● The task
All the lines below should appear again unchanged, though their pictures should not.

——

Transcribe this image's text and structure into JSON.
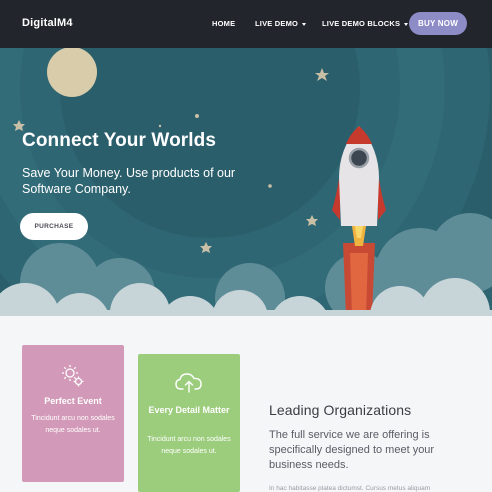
{
  "navbar": {
    "brand": "DigitalM4",
    "links": [
      {
        "label": "HOME"
      },
      {
        "label": "LIVE DEMO"
      },
      {
        "label": "LIVE DEMO BLOCKS"
      }
    ],
    "cta_label": "BUY NOW"
  },
  "hero": {
    "title": "Connect Your Worlds",
    "subtitle": "Save Your Money. Use products of our Software Company.",
    "button_label": "PURCHASE"
  },
  "features": [
    {
      "title": "Perfect Event",
      "text": "Tincidunt arcu non sodales neque sodales ut.",
      "icon": "gears-icon",
      "color": "#d29ab8"
    },
    {
      "title": "Every Detail Matter",
      "text": "Tincidunt arcu non sodales neque sodales ut.",
      "icon": "cloud-upload-icon",
      "color": "#9ccd7d"
    }
  ],
  "lead": {
    "title": "Leading Organizations",
    "text": "The full service we are offering is specifically designed to meet your business needs.",
    "small": "In hac habitasse platea dictumst. Cursus metus aliquam"
  },
  "colors": {
    "navbar": "#23252c",
    "cta": "#8d8cc7",
    "hero_bg": "#2a5f6c",
    "page_bg": "#f5f6f8"
  }
}
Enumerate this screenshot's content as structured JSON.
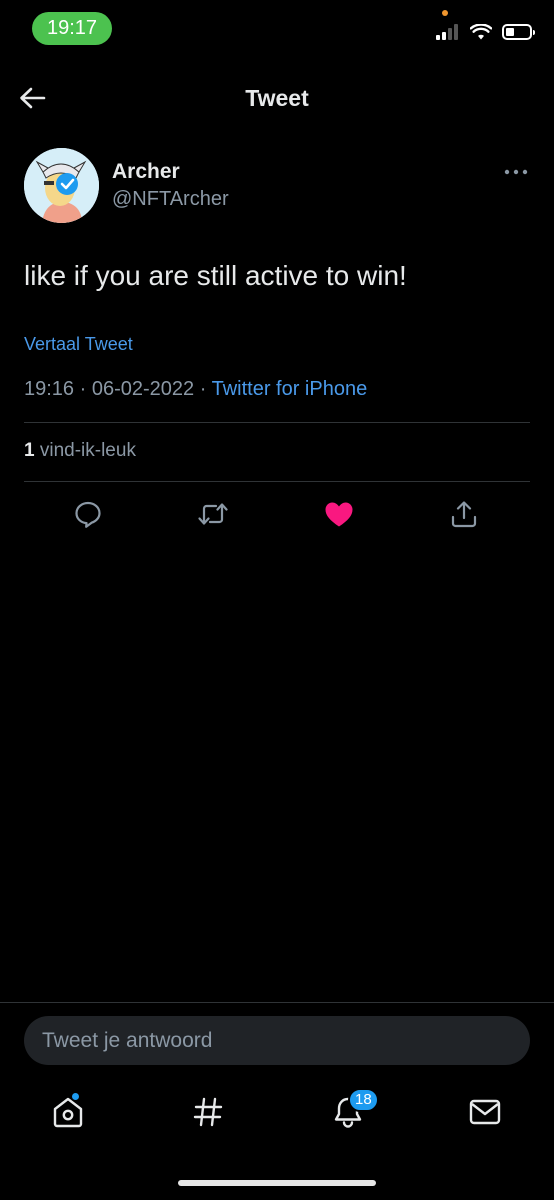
{
  "status_bar": {
    "time": "19:17"
  },
  "header": {
    "title": "Tweet"
  },
  "tweet": {
    "author_name": "Archer",
    "author_handle": "@NFTArcher",
    "text": "like if you are still active to win!",
    "translate_label": "Vertaal Tweet",
    "time": "19:16",
    "separator": " · ",
    "date": "06-02-2022",
    "source": "Twitter for iPhone",
    "likes_count": "1",
    "likes_label": "vind-ik-leuk",
    "liked": true
  },
  "reply": {
    "placeholder": "Tweet je antwoord"
  },
  "tab_bar": {
    "notifications_badge": "18"
  },
  "colors": {
    "background": "#000000",
    "accent": "#1d9bf0",
    "like": "#f91880",
    "secondary_text": "#8b98a5",
    "time_pill": "#4cc24f"
  },
  "icons": {
    "back": "arrow-left-icon",
    "more": "ellipsis-icon",
    "reply": "comment-icon",
    "retweet": "retweet-icon",
    "like": "heart-filled-icon",
    "share": "share-icon",
    "home": "home-icon",
    "explore": "hashtag-icon",
    "notifications": "bell-icon",
    "messages": "mail-icon"
  }
}
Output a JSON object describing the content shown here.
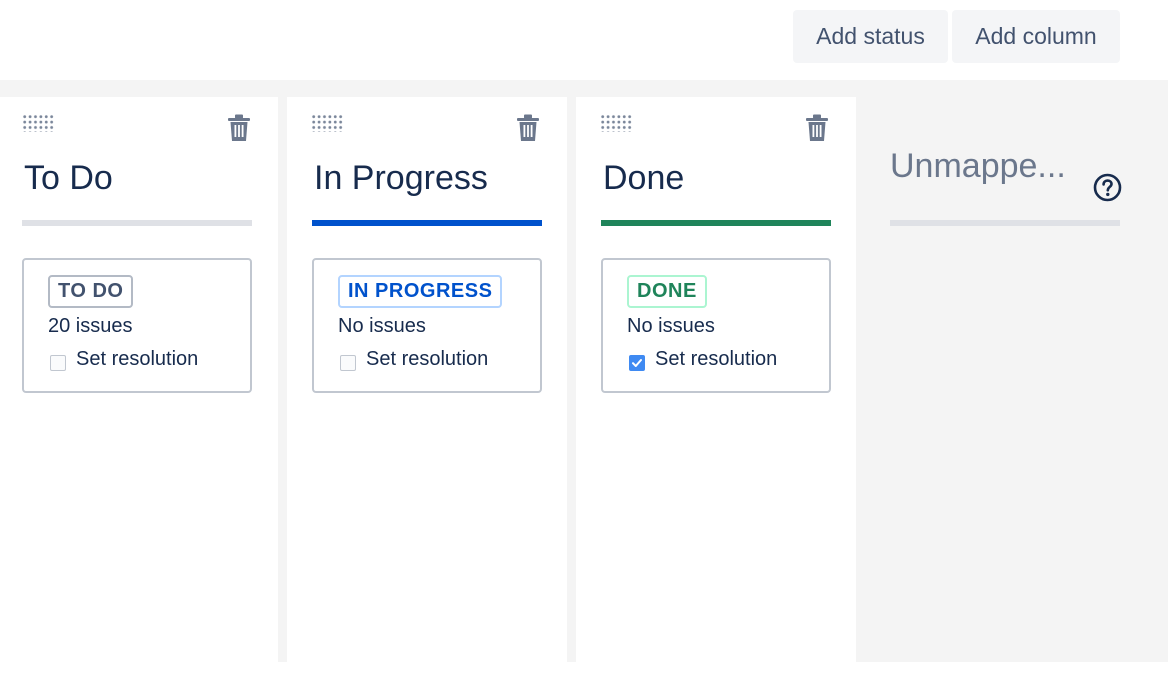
{
  "toolbar": {
    "add_status_label": "Add status",
    "add_column_label": "Add column"
  },
  "columns": [
    {
      "title": "To Do",
      "bar_color": "#dfe1e6",
      "status": {
        "lozenge_label": "TO DO",
        "lozenge_color": "#42526e",
        "lozenge_border": "#b3bac5",
        "issues": "20 issues",
        "resolution_label": "Set resolution",
        "resolution_checked": false
      }
    },
    {
      "title": "In Progress",
      "bar_color": "#0052cc",
      "status": {
        "lozenge_label": "IN PROGRESS",
        "lozenge_color": "#0052cc",
        "lozenge_border": "#b3d4ff",
        "issues": "No issues",
        "resolution_label": "Set resolution",
        "resolution_checked": false
      }
    },
    {
      "title": "Done",
      "bar_color": "#1f845a",
      "status": {
        "lozenge_label": "DONE",
        "lozenge_color": "#1f845a",
        "lozenge_border": "#abf5d1",
        "issues": "No issues",
        "resolution_label": "Set resolution",
        "resolution_checked": true
      }
    }
  ],
  "unmapped": {
    "title": "Unmappe...",
    "bar_color": "#dfe1e6"
  },
  "icons": {
    "drag": "drag-handle-icon",
    "delete": "trash-icon",
    "help": "question-circle-icon",
    "check": "checkmark-icon"
  },
  "colors": {
    "board_bg": "#f4f4f4",
    "button_bg": "#f4f5f7",
    "checkbox_checked": "#3f8af2"
  }
}
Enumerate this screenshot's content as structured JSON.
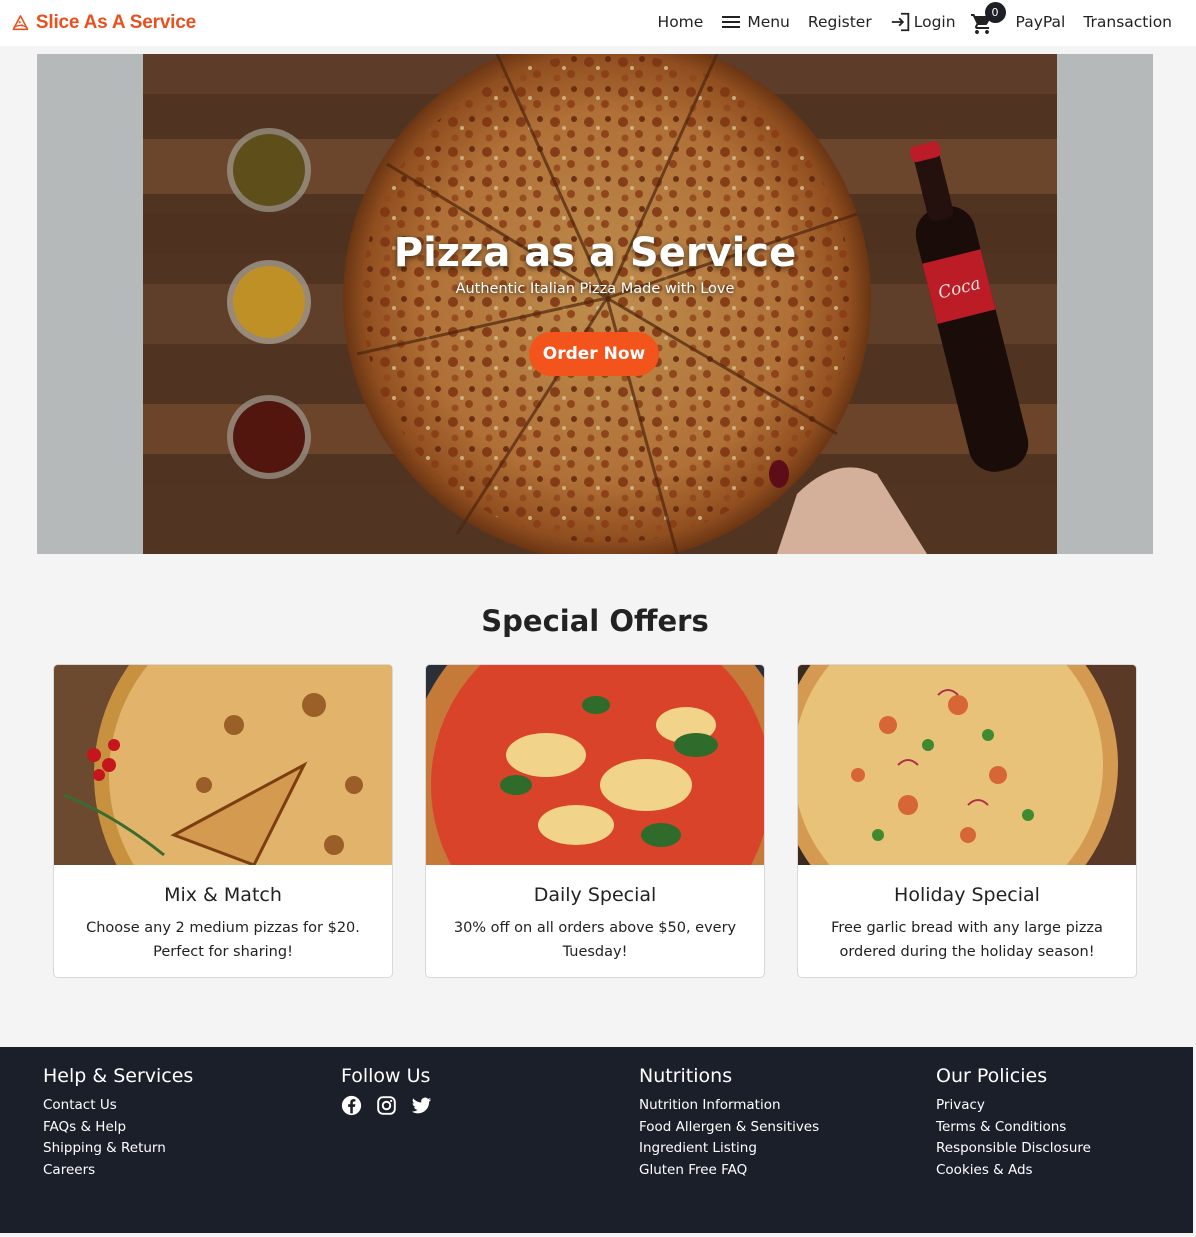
{
  "brand": {
    "name": "Slice As A Service",
    "color": "#e8511f",
    "icon": "pizza-slice-icon"
  },
  "nav": {
    "home": "Home",
    "menu": "Menu",
    "register": "Register",
    "login": "Login",
    "cart_count": "0",
    "paypal": "PayPal",
    "transaction": "Transaction"
  },
  "hero": {
    "title": "Pizza as a Service",
    "subtitle": "Authentic Italian Pizza Made with Love",
    "cta": "Order Now",
    "cta_color": "#f2541b"
  },
  "offers": {
    "heading": "Special Offers",
    "cards": [
      {
        "title": "Mix & Match",
        "text": "Choose any 2 medium pizzas for $20. Perfect for sharing!"
      },
      {
        "title": "Daily Special",
        "text": "30% off on all orders above $50, every Tuesday!"
      },
      {
        "title": "Holiday Special",
        "text": "Free garlic bread with any large pizza ordered during the holiday season!"
      }
    ]
  },
  "footer": {
    "background": "#1b1f2a",
    "help": {
      "heading": "Help & Services",
      "links": [
        "Contact Us",
        "FAQs & Help",
        "Shipping & Return",
        "Careers"
      ]
    },
    "follow": {
      "heading": "Follow Us",
      "icons": [
        "facebook-icon",
        "instagram-icon",
        "twitter-icon"
      ]
    },
    "nutritions": {
      "heading": "Nutritions",
      "links": [
        "Nutrition Information",
        "Food Allergen & Sensitives",
        "Ingredient Listing",
        "Gluten Free FAQ"
      ]
    },
    "policies": {
      "heading": "Our Policies",
      "links": [
        "Privacy",
        "Terms & Conditions",
        "Responsible Disclosure",
        "Cookies & Ads"
      ]
    }
  }
}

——

● Answer box
Transcribe this image's text and structure into JSON.
{
  "navbar": {
    "brand": "DigitalM4",
    "links": [
      {
        "label": "HOME"
      },
      {
        "label": "LIVE DEMO"
      },
      {
        "label": "LIVE DEMO BLOCKS"
      }
    ],
    "cta_label": "BUY NOW"
  },
  "hero": {
    "title": "Connect Your Worlds",
    "subtitle": "Save Your Money. Use products of our Software Company.",
    "button_label": "PURCHASE"
  },
  "features": [
    {
      "title": "Perfect Event",
      "text": "Tincidunt arcu non sodales neque sodales ut.",
      "icon": "gears-icon",
      "color": "#d29ab8"
    },
    {
      "title": "Every Detail Matter",
      "text": "Tincidunt arcu non sodales neque sodales ut.",
      "icon": "cloud-upload-icon",
      "color": "#9ccd7d"
    }
  ],
  "lead": {
    "title": "Leading Organizations",
    "text": "The full service we are offering is specifically designed to meet your business needs.",
    "small": "In hac habitasse platea dictumst. Cursus metus aliquam"
  },
  "colors": {
    "navbar": "#23252c",
    "cta": "#8d8cc7",
    "hero_bg": "#2a5f6c",
    "page_bg": "#f5f6f8"
  }
}
Enumerate this screenshot's content as structured JSON.
{
  "status_bar": {
    "time": "19:17"
  },
  "header": {
    "title": "Tweet"
  },
  "tweet": {
    "author_name": "Archer",
    "author_handle": "@NFTArcher",
    "text": "like if you are still active to win!",
    "translate_label": "Vertaal Tweet",
    "time": "19:16",
    "separator": " · ",
    "date": "06-02-2022",
    "source": "Twitter for iPhone",
    "likes_count": "1",
    "likes_label": "vind-ik-leuk",
    "liked": true
  },
  "reply": {
    "placeholder": "Tweet je antwoord"
  },
  "tab_bar": {
    "notifications_badge": "18"
  },
  "colors": {
    "background": "#000000",
    "accent": "#1d9bf0",
    "like": "#f91880",
    "secondary_text": "#8b98a5",
    "time_pill": "#4cc24f"
  },
  "icons": {
    "back": "arrow-left-icon",
    "more": "ellipsis-icon",
    "reply": "comment-icon",
    "retweet": "retweet-icon",
    "like": "heart-filled-icon",
    "share": "share-icon",
    "home": "home-icon",
    "explore": "hashtag-icon",
    "notifications": "bell-icon",
    "messages": "mail-icon"
  }
}
Output a JSON object describing the content shown here.
{
  "toolbar": {
    "add_status_label": "Add status",
    "add_column_label": "Add column"
  },
  "columns": [
    {
      "title": "To Do",
      "bar_color": "#dfe1e6",
      "status": {
        "lozenge_label": "TO DO",
        "lozenge_color": "#42526e",
        "lozenge_border": "#b3bac5",
        "issues": "20 issues",
        "resolution_label": "Set resolution",
        "resolution_checked": false
      }
    },
    {
      "title": "In Progress",
      "bar_color": "#0052cc",
      "status": {
        "lozenge_label": "IN PROGRESS",
        "lozenge_color": "#0052cc",
        "lozenge_border": "#b3d4ff",
        "issues": "No issues",
        "resolution_label": "Set resolution",
        "resolution_checked": false
      }
    },
    {
      "title": "Done",
      "bar_color": "#1f845a",
      "status": {
        "lozenge_label": "DONE",
        "lozenge_color": "#1f845a",
        "lozenge_border": "#abf5d1",
        "issues": "No issues",
        "resolution_label": "Set resolution",
        "resolution_checked": true
      }
    }
  ],
  "unmapped": {
    "title": "Unmappe...",
    "bar_color": "#dfe1e6"
  },
  "icons": {
    "drag": "drag-handle-icon",
    "delete": "trash-icon",
    "help": "question-circle-icon",
    "check": "checkmark-icon"
  },
  "colors": {
    "board_bg": "#f4f4f4",
    "button_bg": "#f4f5f7",
    "checkbox_checked": "#3f8af2"
  }
}
Enumerate this screenshot's content as structured JSON.
{
  "brand": {
    "name": "Slice As A Service",
    "color": "#e8511f",
    "icon": "pizza-slice-icon"
  },
  "nav": {
    "home": "Home",
    "menu": "Menu",
    "register": "Register",
    "login": "Login",
    "cart_count": "0",
    "paypal": "PayPal",
    "transaction": "Transaction"
  },
  "hero": {
    "title": "Pizza as a Service",
    "subtitle": "Authentic Italian Pizza Made with Love",
    "cta": "Order Now",
    "cta_color": "#f2541b"
  },
  "offers": {
    "heading": "Special Offers",
    "cards": [
      {
        "title": "Mix & Match",
        "text": "Choose any 2 medium pizzas for $20. Perfect for sharing!"
      },
      {
        "title": "Daily Special",
        "text": "30% off on all orders above $50, every Tuesday!"
      },
      {
        "title": "Holiday Special",
        "text": "Free garlic bread with any large pizza ordered during the holiday season!"
      }
    ]
  },
  "footer": {
    "background": "#1b1f2a",
    "help": {
      "heading": "Help & Services",
      "links": [
        "Contact Us",
        "FAQs & Help",
        "Shipping & Return",
        "Careers"
      ]
    },
    "follow": {
      "heading": "Follow Us",
      "icons": [
        "facebook-icon",
        "instagram-icon",
        "twitter-icon"
      ]
    },
    "nutritions": {
      "heading": "Nutritions",
      "links": [
        "Nutrition Information",
        "Food Allergen & Sensitives",
        "Ingredient Listing",
        "Gluten Free FAQ"
      ]
    },
    "policies": {
      "heading": "Our Policies",
      "links": [
        "Privacy",
        "Terms & Conditions",
        "Responsible Disclosure",
        "Cookies & Ads"
      ]
    }
  }
}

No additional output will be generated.